• _What is required_
The entries that follow should be repeated exactly, with no pictures kept.
*** Opening of Dataset ***
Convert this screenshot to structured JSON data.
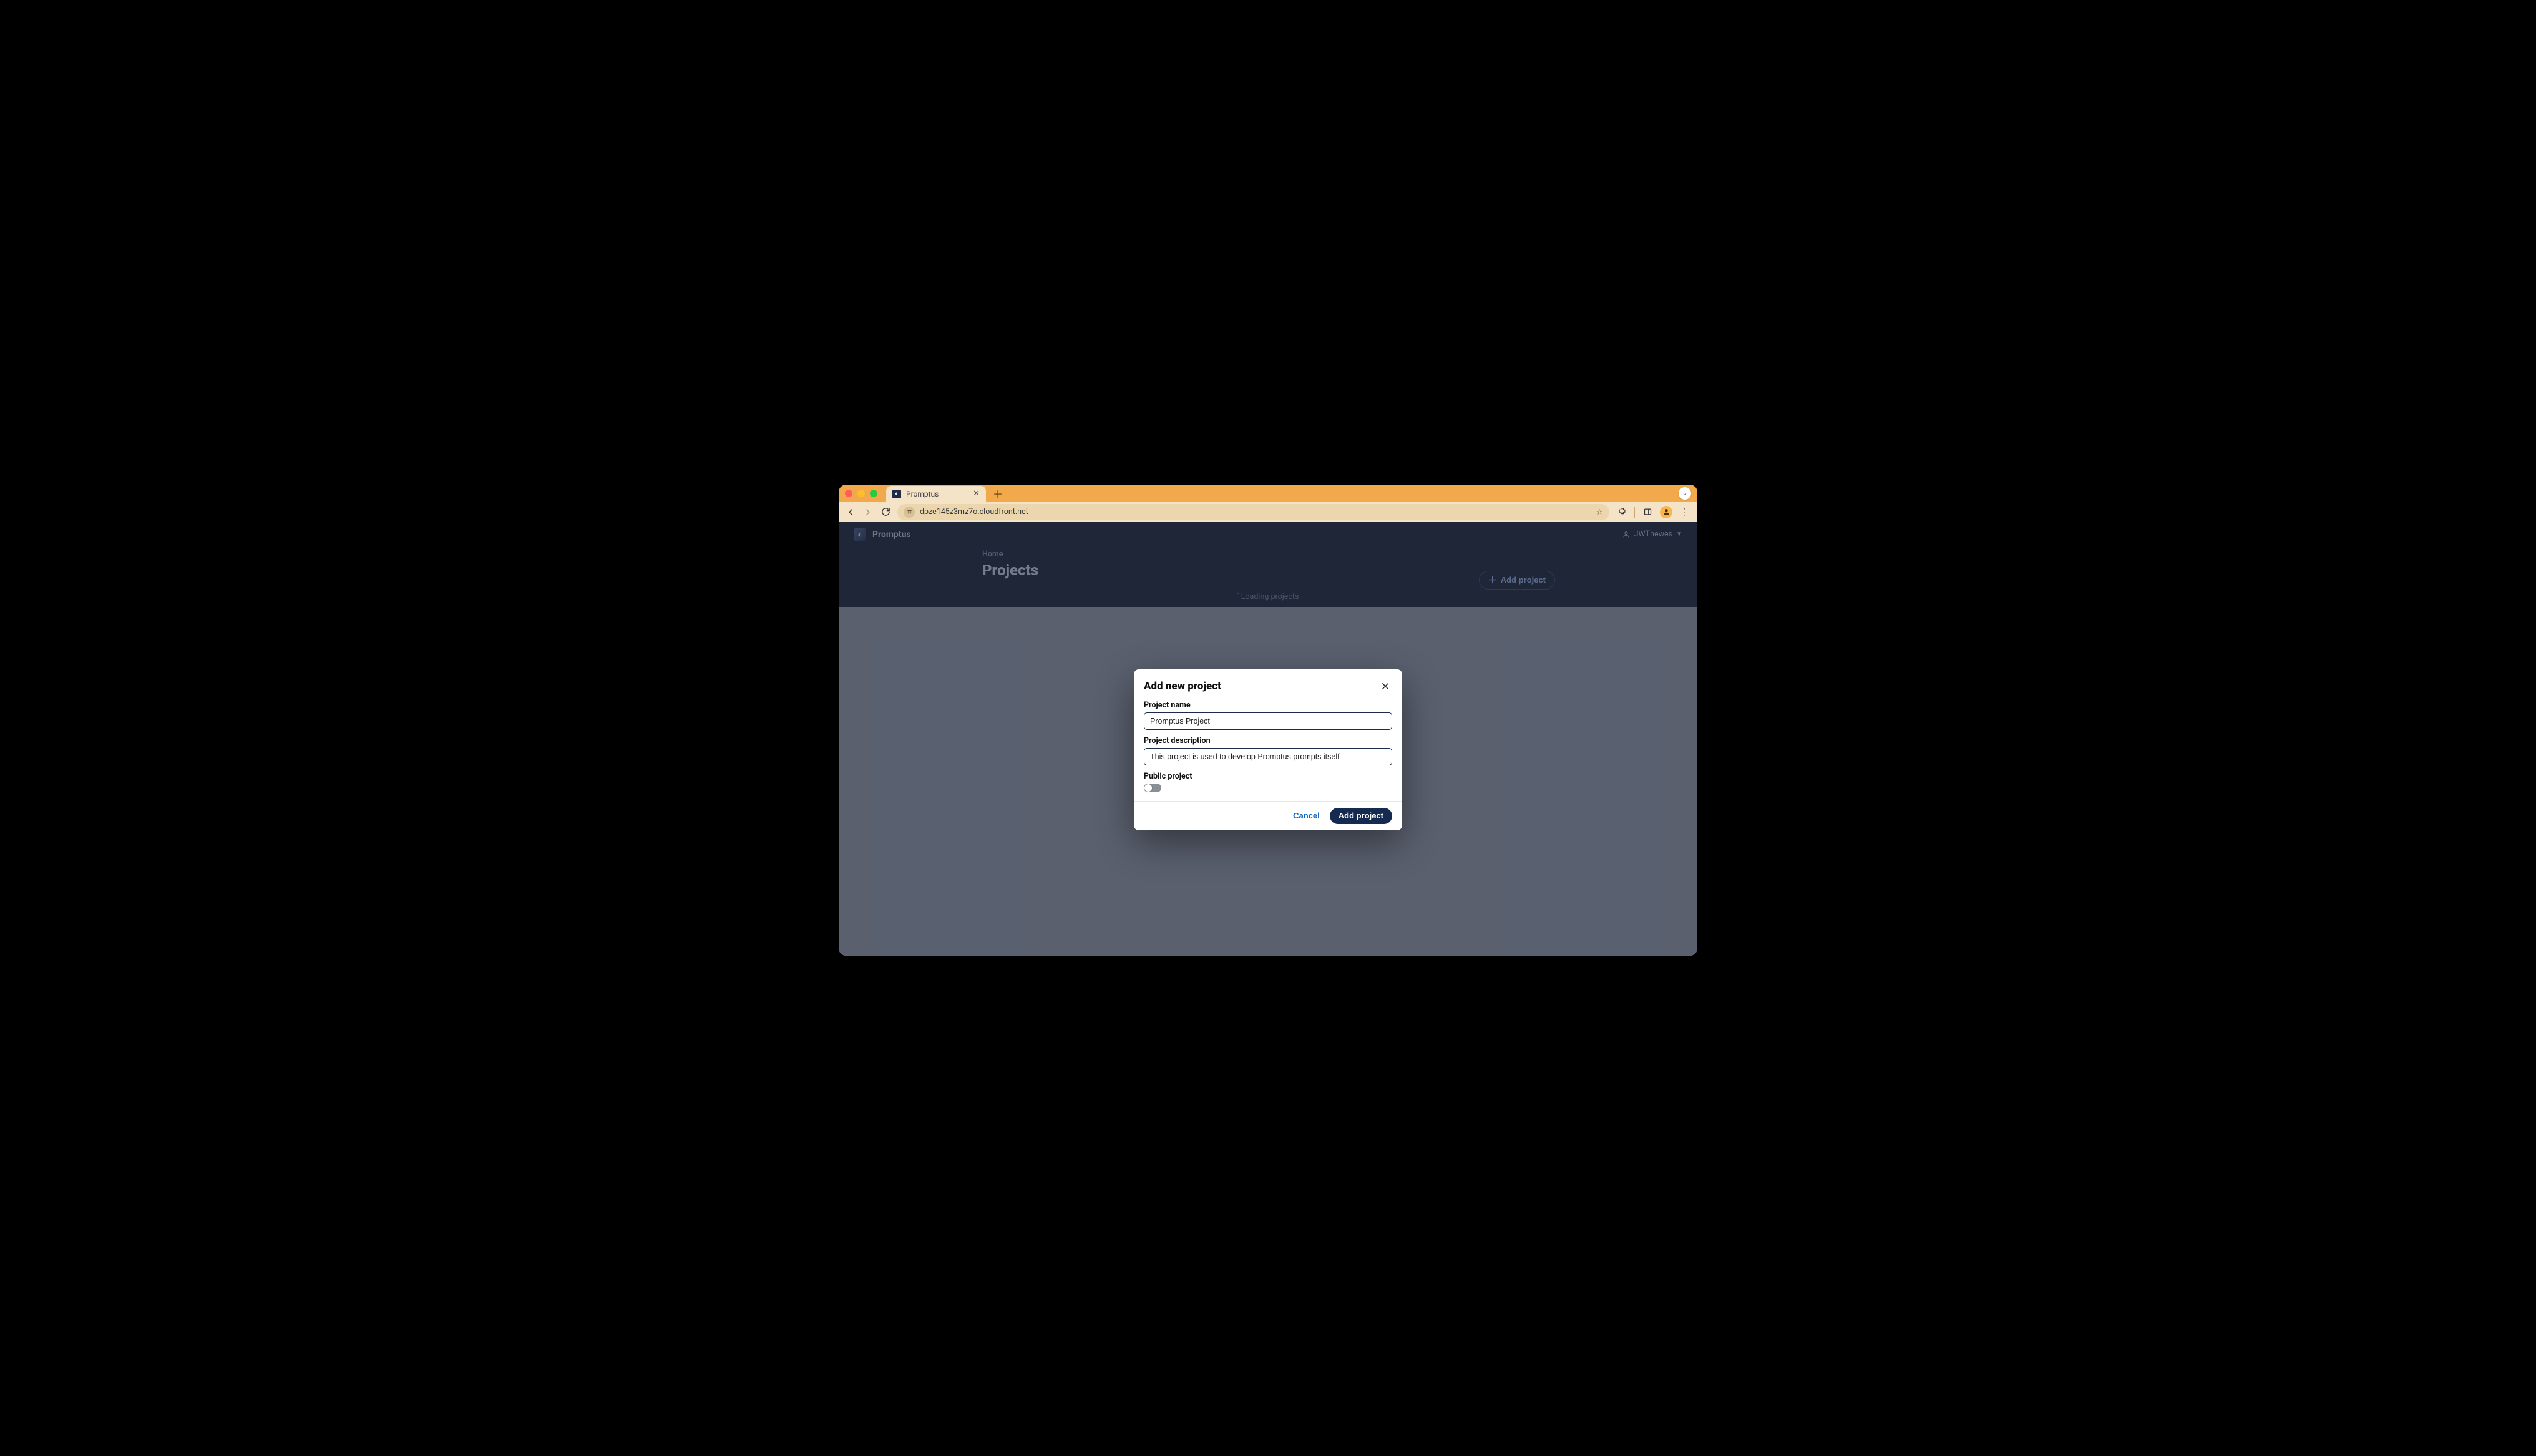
{
  "browser": {
    "tab_title": "Promptus",
    "url": "dpze145z3mz7o.cloudfront.net"
  },
  "app": {
    "brand_name": "Promptus",
    "user_name": "JWThewes",
    "breadcrumb": "Home",
    "page_title": "Projects",
    "add_project_label": "Add project",
    "loading_text": "Loading projects"
  },
  "dialog": {
    "title": "Add new project",
    "name_label": "Project name",
    "name_value": "Promptus Project",
    "desc_label": "Project description",
    "desc_value": "This project is used to develop Promptus prompts itself",
    "public_label": "Public project",
    "public_on": false,
    "cancel_label": "Cancel",
    "submit_label": "Add project"
  }
}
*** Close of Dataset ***
• _Answer to the exercise_
Convert this screenshot to structured JSON data.
{
  "browser": {
    "tab_title": "Promptus",
    "url": "dpze145z3mz7o.cloudfront.net"
  },
  "app": {
    "brand_name": "Promptus",
    "user_name": "JWThewes",
    "breadcrumb": "Home",
    "page_title": "Projects",
    "add_project_label": "Add project",
    "loading_text": "Loading projects"
  },
  "dialog": {
    "title": "Add new project",
    "name_label": "Project name",
    "name_value": "Promptus Project",
    "desc_label": "Project description",
    "desc_value": "This project is used to develop Promptus prompts itself",
    "public_label": "Public project",
    "public_on": false,
    "cancel_label": "Cancel",
    "submit_label": "Add project"
  }
}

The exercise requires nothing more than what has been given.